Top of Supplied records
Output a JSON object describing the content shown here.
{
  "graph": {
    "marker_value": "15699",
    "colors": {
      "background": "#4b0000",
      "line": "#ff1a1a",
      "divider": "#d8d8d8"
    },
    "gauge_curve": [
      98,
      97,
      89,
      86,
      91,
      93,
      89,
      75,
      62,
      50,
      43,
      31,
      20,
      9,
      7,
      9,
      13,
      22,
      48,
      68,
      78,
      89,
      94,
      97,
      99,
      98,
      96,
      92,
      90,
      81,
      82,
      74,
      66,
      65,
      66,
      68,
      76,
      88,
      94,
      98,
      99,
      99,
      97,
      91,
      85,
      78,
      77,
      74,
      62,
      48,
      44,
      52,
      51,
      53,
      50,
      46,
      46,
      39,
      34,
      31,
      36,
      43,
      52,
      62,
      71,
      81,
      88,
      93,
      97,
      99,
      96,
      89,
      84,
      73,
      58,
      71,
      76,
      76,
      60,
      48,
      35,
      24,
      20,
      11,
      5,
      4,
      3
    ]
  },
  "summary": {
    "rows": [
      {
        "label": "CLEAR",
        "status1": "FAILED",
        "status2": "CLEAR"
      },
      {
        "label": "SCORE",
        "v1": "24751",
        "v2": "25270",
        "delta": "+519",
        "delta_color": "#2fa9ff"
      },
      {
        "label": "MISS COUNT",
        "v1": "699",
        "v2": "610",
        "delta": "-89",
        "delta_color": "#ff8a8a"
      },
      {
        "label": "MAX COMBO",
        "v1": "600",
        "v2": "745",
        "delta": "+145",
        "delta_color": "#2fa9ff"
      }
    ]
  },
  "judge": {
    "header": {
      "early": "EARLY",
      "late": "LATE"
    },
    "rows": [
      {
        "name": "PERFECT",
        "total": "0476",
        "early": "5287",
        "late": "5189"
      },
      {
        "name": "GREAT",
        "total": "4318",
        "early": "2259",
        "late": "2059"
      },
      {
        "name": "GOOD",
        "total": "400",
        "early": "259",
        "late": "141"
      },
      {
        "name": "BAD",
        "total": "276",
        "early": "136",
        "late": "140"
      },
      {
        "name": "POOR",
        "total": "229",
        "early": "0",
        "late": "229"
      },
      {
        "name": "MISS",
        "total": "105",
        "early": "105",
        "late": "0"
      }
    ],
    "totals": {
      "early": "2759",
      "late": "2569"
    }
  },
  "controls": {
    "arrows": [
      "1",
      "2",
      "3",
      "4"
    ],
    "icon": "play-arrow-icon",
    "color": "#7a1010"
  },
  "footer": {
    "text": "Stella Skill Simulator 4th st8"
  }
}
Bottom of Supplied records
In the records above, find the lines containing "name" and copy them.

        "name": "PERFECT",
        "name": "GREAT",
        "name": "GOOD",
        "name": "BAD",
        "name": "POOR",
        "name": "MISS",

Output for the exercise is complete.